Immediate. Immediate is basically you finish the deposition and within 30 minutes to an hour it is ready to go out. The bottom line is the client is getting the transcript pretty quick after the deposition ends. Only the best reporters with 99.9 percent accuracy or a phenomenal scopist behind them can achieve these kinds of levels.
Rough. Rough is basically you go through the untranslates and fix up the transcript before sending it out with the understanding the finished transcript comes later. A rough can be a dollar or more per page in upcharges because it’s basically like an easier immediate. Proceed with caution: Many reporters go out there and produce roughs that are basically unusable. Some of my own roughs have been pretty bad. Always seek to improve and get out the best roughs so that lawyers are encouraged to use this service.
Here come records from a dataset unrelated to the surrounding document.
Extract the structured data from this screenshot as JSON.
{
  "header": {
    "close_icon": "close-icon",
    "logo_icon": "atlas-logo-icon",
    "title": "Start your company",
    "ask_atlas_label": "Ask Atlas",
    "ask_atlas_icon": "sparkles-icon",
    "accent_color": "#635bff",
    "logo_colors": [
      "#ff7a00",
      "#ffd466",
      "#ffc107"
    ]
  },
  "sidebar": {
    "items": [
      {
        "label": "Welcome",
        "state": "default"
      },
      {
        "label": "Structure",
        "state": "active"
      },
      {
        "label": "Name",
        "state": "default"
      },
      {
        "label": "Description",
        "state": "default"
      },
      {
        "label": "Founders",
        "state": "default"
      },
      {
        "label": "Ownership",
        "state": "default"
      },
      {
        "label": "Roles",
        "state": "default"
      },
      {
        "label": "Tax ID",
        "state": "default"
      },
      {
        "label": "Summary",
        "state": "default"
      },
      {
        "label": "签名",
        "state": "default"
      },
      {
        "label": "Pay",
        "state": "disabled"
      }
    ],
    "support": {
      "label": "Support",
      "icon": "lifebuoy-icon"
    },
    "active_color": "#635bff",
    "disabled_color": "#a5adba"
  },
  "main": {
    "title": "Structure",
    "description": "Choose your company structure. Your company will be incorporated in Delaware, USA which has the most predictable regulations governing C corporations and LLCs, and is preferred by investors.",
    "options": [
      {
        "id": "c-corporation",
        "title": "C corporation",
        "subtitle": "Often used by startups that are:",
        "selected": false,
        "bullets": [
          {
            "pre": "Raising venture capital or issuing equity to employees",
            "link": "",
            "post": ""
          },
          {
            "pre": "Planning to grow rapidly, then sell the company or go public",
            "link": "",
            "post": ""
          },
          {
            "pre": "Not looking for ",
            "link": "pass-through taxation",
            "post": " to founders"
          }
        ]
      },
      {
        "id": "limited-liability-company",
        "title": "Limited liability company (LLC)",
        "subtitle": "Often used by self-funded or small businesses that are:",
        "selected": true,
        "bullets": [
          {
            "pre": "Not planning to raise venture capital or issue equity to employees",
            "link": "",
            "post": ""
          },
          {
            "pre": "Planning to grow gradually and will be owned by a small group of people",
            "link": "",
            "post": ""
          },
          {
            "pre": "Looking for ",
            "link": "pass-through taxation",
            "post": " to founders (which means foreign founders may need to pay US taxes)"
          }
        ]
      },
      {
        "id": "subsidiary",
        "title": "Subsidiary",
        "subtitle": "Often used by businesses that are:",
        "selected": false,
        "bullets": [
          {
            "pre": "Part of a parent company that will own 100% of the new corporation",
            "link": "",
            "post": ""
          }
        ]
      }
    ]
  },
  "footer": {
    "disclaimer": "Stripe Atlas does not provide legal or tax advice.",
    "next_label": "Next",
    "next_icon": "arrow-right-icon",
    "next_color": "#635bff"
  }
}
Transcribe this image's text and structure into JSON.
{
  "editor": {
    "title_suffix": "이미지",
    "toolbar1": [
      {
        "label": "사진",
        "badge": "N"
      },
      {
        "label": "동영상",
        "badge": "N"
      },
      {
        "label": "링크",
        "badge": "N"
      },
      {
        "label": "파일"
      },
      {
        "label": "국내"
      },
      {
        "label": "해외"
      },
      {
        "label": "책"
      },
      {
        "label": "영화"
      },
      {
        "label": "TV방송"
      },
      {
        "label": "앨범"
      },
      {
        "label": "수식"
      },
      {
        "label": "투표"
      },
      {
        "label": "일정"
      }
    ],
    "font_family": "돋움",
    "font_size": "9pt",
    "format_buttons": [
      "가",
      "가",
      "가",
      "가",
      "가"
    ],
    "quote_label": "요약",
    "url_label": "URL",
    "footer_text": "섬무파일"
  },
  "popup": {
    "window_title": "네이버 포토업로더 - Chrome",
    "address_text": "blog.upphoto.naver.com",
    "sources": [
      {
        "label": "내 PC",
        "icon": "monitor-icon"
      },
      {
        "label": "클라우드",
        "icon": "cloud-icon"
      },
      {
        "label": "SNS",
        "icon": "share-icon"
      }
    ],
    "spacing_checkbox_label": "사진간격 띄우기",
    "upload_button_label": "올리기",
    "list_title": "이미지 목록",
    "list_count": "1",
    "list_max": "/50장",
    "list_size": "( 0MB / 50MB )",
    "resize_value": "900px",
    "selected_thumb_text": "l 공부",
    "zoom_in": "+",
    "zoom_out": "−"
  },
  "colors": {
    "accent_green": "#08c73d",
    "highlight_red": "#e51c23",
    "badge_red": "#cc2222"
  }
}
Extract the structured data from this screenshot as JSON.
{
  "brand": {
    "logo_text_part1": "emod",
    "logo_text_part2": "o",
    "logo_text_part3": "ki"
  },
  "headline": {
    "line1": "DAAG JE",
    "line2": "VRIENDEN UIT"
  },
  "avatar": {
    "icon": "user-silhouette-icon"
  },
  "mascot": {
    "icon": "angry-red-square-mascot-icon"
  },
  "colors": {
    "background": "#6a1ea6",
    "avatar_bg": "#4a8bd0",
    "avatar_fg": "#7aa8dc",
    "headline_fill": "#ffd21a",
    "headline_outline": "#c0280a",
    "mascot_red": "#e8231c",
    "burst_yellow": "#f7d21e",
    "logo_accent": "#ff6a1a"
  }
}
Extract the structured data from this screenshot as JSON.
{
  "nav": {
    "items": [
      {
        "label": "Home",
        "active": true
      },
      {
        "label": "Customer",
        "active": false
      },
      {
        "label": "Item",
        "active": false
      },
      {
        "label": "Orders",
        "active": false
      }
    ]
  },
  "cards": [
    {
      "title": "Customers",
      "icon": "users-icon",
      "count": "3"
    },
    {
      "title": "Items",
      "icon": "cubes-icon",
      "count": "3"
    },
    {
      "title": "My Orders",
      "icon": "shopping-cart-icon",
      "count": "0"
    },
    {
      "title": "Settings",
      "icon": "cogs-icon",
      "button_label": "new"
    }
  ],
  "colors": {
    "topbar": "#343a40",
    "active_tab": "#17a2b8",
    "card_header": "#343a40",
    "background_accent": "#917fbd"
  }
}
Realtime. Maybe you’ve heard of realtime reporting. It’s among the largest upcharges because these reporters have their words coming out on a laptop or tablet screen for the client. I haven’t personally done realtime, but I know that these reporters can command a dollar or more per realtime hookup on top of their daily, medical, or other upcharges. Why are these upcharges important? More money per page equals fewer pages to make the annual income you want to make. We’ve got over 900 mathematical calculations to show this off.
Now that we’ve been through these different levels of skill, let’s look at how it’ll apply in the real world. Certifications exist, and they are important. That said, in many states and municipalities you can offer these services without the certification. What does this mean? It means that the limiting factor is you. It’s your skill and comfort level. It’s your willingness to go out there and say yes, I will take a medical. It’s the desire to get your skill level to a place where you can realistically offer these things. Your value, to a great degree, is dictated by you.
You will go out there and have bad jobs. There will be hard days. There will be times you feel shaky about the service you’re providing. There will be “employers” who make you feel replaceable. Just keep improving. Know where you are at. Be open to feedback, but don’t live by it. Learn from every mistake. If you are in training and know you are able to produce a daily transcript already — great! Don’t let anybody take that away from you. Don’t accept, as fact, that anybody can do it or that nobody charges for that. The freelance world — the business world — is a tough one. There are buyers and sellers, and the buyers will always be looking for a way to knock you down on the price. Remember these gradients in value, and remember that the more of them you achieve, the more you have something to sell.